2009 Yale University, M.S., Ecology and Evolutionary Biology
2007 Vanderbilt University, B.S., Ecology, Evolution, and Organismal Biology (High Honors)
The principle aim of her dissertation research is to investigate the ecological and evolutionary history of the mosquito species, Aedes aegypti. Aedes aegypti is the principal worldwide vector of both yellow fever and dengue viruses, and is therefore very important from a public health perspective. Populations of A. aegypti display a huge variety of behavioral and ecological preferences. Through the study of genetic markers in diverse and widespread A. aegypti populations, her research aims to shed light on the propensity of a vector species to adapt to human habitats, and to help elucidate the current distribution of epidemic dengue fever. The three major components of her research are:
1) development and implementation of molecular methods (microsatellites and nuclear DNA sequencing) to describe the worldwide genetic differentiation of A. aegypti populations,
2) use of phylogenetic and coalescent-based analyses to explore the evolutionary history of ecological phenotypes and domesticity, and

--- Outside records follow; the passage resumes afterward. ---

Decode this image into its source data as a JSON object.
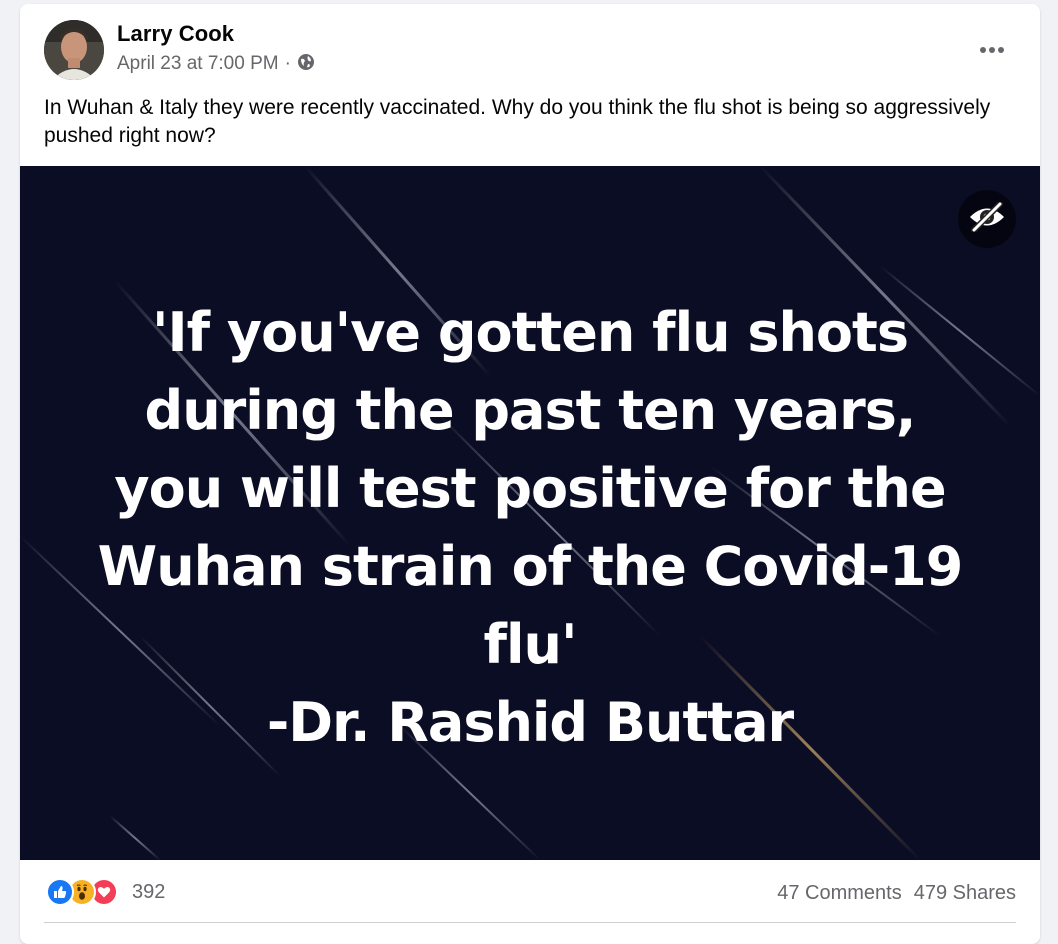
{
  "post": {
    "author": "Larry Cook",
    "date": "April 23 at 7:00 PM",
    "separator": "·",
    "privacy_icon": "globe-icon",
    "more_icon": "more-options-icon",
    "text": "In Wuhan & Italy they were recently vaccinated. Why do you think the flu shot is being so aggressively pushed right now?"
  },
  "image": {
    "background_color": "#0b0d24",
    "quote_lines": [
      "'If you've gotten flu shots",
      "during the past ten years,",
      "you will test positive for the",
      "Wuhan strain of the Covid-19",
      "flu'",
      "-Dr. Rashid Buttar"
    ],
    "hide_icon": "eye-slash-icon"
  },
  "engagement": {
    "reaction_icons": [
      "like-icon",
      "wow-icon",
      "love-icon"
    ],
    "reaction_count": "392",
    "comments": "47 Comments",
    "shares": "479 Shares"
  },
  "colors": {
    "like": "#1877f2",
    "wow": "#f7b125",
    "love": "#f33e58",
    "secondary_text": "#65676b"
  }
}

3) initial investigations into patterns of vector competence for dengue viruses using a candidate gene approach within a population genetics framework.